The Times of London reported his death on August 12:
We have to record, with feelings of the most sincere regret, the death of His Eminence Cardinal Newman. He died last evening at the Oratory, Edgbaston, in his 90th year, after less than three days' illness. The Cardinal has for many years manifested the feebleness of advanced age, although he has fully retained his mental faculties, and has rallied in a wonderful manner from more than one severe illness. . . .
"The medical attendants have issued the following account of their patient's last illness. "The Oratory, August 11, 1890. His Eminence Cardinal Newman was seized with inflammation of the right lung at 2 o'clock a.m. on Sunday, August 10. He very rapidly became worse until this evening at 8:45, when he expired. His Eminence expressed himself as feeling quite well an hour before this attack occurred.—G. Vernon Blunt, M.D.; C. H. Jenner Hogg, M.R.C.S.E." The private prayers of the congregation were asked for the Cardinal at the Oratory Church on Sunday, and in the evening there were numerous and anxious inquiries respecting him. He will be buried at the little country retreat of the Oratorians, at Rednall, where there is a private cemetery and chapel. The body will be exposed in the Oratory Church from noon today until it is removed for burial. The date of the funeral is not yet fixed.
Of course, he was buried in Oratorian cemetery in Rednal with Ambrose St. John his great friend and aide in establishing the English Oratorian Congregations. Now his shrine is in the Birmingham Oratory. You might remember that when they exhumed his body in preparation for the shrine, the grave was nearly empty: there are no first class relics.
Since St. Clare of Assisi's feast day is August 11 when Newman was beatified in 2010 the date of his conversion, October 9 (1845) was chosen as his feast day.
Ex umbris et imaginibus in veritatem--Out of shadows and imagination into truth!
Two days before he died his niece Grace Longford, the only child of his estranged sister Harriett visited him. Newman had not seen her since she was three years old. More about his death here.
Cor ad Cor Loquitor--Heart Speaks unto Heart!
From Elgar's setting of Newman's The Dream of Gerontius, "Sanctus fortis, Sanctus Deus" sung by Richard Lewis as Gerontius with the Hallé Orchestra conducted by Sir John Barbirolli (includes "Firmly I Believe in Truly"):
Firmly I believe and truly
God is Three and God is One;
and I next acknowledge duly
manhood taken by the Son.
And I trust and hope most fully
in that manhood crucified;

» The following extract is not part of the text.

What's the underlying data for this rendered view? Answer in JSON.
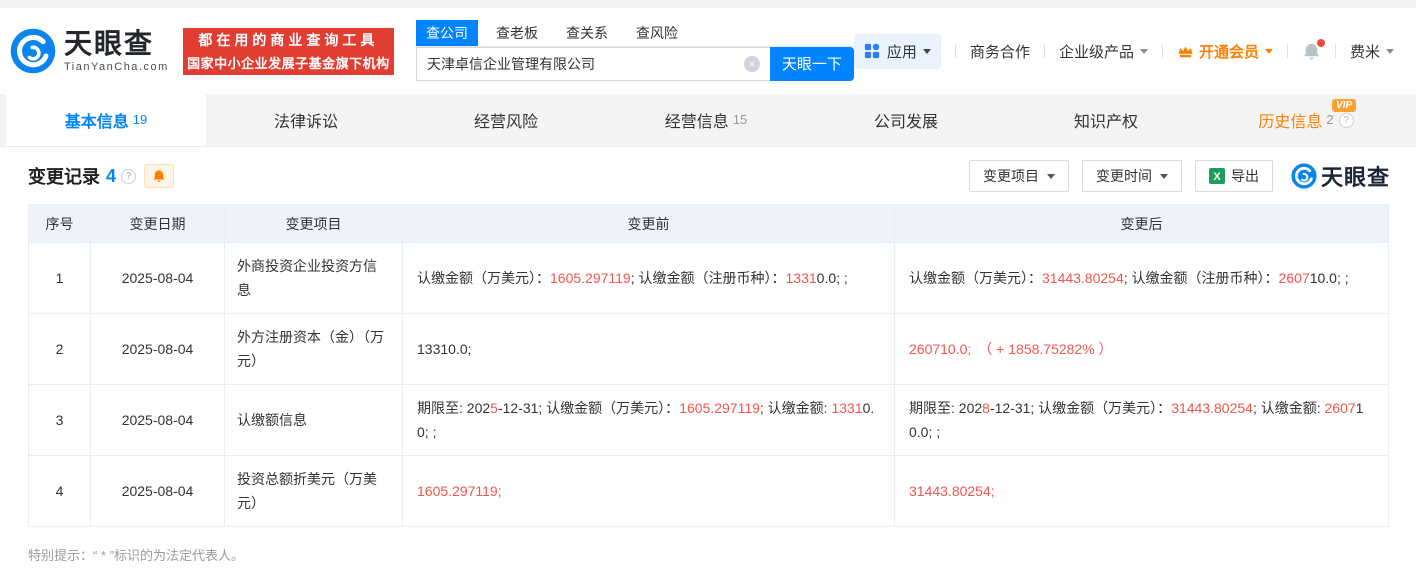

and each thought and deed unruly
do to death, as he has died.
Simply to his grace and wholly
light and life and strength belong,
and I love supremely, solely,
him the holy, him the strong.
And I hold in veneration,
for the love of him alone,
Holy Church as his creation,
and her teachings as his own.
Adoration ay be given,
with and through the angelic host,
to the God of earth and heaven,
Father, Son, and Holy Ghost.
Mark and I listened to this CD often: I think it is out of print, so to speak: Heart Speaks to Heart, A spiritual day with Blessed John Henry Newman in words and music! From Matins to Compline, featuring hymns and poems by Newman and narration by Archbishop Bernard Longley of the Birmingham Diocese, it's a beautiful compilation! (I will listen to it today--and one does have to listen because Archbishop Longley is soft spoken!)
Blessed John Henry Newman, pray for us!